It might seem like we can see miles into the future because Marvel, DC, and Sony have been reserving dates like the world’s about to end. But as Scott pointed out, those dates were planted at the very same time DC moved the date of arguably their biggest film. Another way of looking at it, The Amazing Spider-Man 2 made $200m in America this year, and another $500m overseas – and that amount still had Sony stomping the brakes. In short, while X-Men: DOFP’s $741m might be celebrated by Fox, it’s only because they know the X-Men franchise has yet to be proven to be worth much more. If a single entry in a top-tier franchise like Batman, Superman, or Spidey doesn’t yield significant enough returns, it’s enough to throw a whole decades-long plan out of whack. Hell, one might even argue that it reveals these decades-long plans mainly exist to the sell the most current movie in the franchise.
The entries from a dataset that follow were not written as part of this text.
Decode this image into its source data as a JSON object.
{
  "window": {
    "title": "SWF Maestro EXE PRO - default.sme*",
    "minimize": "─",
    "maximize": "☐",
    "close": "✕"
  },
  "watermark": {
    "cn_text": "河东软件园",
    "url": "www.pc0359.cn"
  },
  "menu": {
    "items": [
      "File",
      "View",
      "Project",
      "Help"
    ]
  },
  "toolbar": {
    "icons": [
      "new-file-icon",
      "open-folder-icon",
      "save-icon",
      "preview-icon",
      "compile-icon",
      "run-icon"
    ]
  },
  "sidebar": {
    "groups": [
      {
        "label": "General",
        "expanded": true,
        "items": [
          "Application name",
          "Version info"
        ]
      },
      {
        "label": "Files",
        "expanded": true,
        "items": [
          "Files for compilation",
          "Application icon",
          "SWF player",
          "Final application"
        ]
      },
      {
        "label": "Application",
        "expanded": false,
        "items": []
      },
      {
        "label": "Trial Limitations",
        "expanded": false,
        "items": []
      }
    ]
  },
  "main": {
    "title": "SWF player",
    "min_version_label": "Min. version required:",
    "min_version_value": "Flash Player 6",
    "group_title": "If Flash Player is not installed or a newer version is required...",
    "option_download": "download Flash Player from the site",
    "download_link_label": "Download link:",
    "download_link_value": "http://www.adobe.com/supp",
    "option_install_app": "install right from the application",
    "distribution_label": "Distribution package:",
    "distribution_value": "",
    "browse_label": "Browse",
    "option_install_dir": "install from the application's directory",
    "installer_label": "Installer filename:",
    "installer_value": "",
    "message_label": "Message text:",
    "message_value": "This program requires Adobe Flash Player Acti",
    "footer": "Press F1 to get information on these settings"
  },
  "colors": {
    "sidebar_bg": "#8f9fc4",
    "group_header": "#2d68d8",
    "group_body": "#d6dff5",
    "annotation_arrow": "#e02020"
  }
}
Doesn’t seem much crazier than DC and WB sending us into Batman v. Superman information-overload for the thirteen months, despite the film not coming out for two more years.
So while studios try to hammer the long-term film schedule into an ever more concrete state, the actual numbers point to an industry mutating in ways that directly undermine those attempts. Don’t get me wrong; the business of blockbuster franchises isn’t dying out anytime soon. But with Untitled DC Film scheduled for almost every year through November 2020, “soon” isn’t what we’re talking about anymore. When the most expensive of franchise films keep costing more and making less than the films that came before, maybe it’s time to stop planning to steer the course for six years into the future and realize the model is changing faster than we’re comprehending.
“Josh is currently a PhD student in communications at Indiana University in Bloomington, where he researches horror and independent film. He hails from Rolla, Missouri, works with the Dark Carnival Film Festival (not ICP-related) and writes on occasion for Into The Dark.”